Detroit —The indicted father of former Mayor Kwame Kilpatrick is among the 51 former high-ranking Wayne County officials who receive free lifetime health benefits from the county, documents released Tuesday show.
Executive Robert Ficano rescinded the benefit for new hires last fall. But since it began in 1994, the list of those receiving the exclusive perk reads like a Who's Who in Wayne County politics.
Kilpatrick isn't the only beneficiary facing charges. Wilbourne Kelley, a former airport official who went to prison for extortion, gets them. So does Emma Bell, a former county official who was a longtime Kilpatrick fundraiser and pleaded guilty last year to tax evasion.
Arthur Blackwell II, a former county official who faces charges related to his compensation as Highland Park emergency manager, also is on the list. But he said the benefit isn't that great.
"Obviously, having health care is a benefit, but you don't get a lot. I'm waiting on Obamacare," Blackwell said.

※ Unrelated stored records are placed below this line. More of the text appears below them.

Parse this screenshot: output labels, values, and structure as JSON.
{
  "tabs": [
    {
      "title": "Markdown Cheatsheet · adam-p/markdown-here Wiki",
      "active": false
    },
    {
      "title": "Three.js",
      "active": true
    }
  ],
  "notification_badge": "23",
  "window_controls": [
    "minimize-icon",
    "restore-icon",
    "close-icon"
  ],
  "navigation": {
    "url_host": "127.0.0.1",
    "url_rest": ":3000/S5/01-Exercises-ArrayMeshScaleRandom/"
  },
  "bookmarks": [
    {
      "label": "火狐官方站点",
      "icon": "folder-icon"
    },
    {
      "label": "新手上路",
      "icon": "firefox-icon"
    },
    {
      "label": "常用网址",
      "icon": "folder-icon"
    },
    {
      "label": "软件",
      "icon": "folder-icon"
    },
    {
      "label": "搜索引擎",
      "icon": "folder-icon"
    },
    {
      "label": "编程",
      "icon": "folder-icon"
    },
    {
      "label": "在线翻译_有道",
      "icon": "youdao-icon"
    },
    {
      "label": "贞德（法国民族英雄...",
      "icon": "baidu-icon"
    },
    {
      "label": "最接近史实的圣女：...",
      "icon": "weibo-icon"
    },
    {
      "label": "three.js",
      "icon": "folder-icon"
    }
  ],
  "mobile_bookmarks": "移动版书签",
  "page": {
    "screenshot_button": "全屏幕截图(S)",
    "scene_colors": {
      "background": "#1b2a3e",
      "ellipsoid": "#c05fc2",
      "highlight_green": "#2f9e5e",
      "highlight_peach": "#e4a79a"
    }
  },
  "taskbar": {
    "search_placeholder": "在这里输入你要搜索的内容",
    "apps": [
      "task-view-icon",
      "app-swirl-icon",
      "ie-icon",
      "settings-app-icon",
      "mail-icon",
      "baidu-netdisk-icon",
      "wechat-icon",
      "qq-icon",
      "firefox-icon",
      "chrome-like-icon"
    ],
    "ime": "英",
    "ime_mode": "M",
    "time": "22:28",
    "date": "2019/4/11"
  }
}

Other beneficiaries include former top aides to Ficano and his predecessor, Edward McNamara, including Charlie J. Williams, David Katz, Airport Authority Chairwoman Mary Zuckerman, Larry Simmons and Eddie McDonald. Former commissioners including state Rep. Phil Cavanagh, D-Redford Township, also get the perk.
It was created following a court challenge in 1994. By ordinance, those serving as deputy or assistant executives, department heads or commissioners can receive it after eight years of service. Williams served about three years, but was allowed to credit time from the city of Detroit.
A handful of former aides are suing Ficano for the benefit, including former chief development officer Turkia Mullin and Ralph Kinney, a former assistant executive who was fired in 2007.
He didn't defend the perk, but said it was created because top aides generally serve fewer years in politics than civil servants.
"The average lifespan for a politician is eight years. That was part of the rationale," Kinney said.
But he said it is "preposterous" that some officials served fewer than eight years and still receive the money.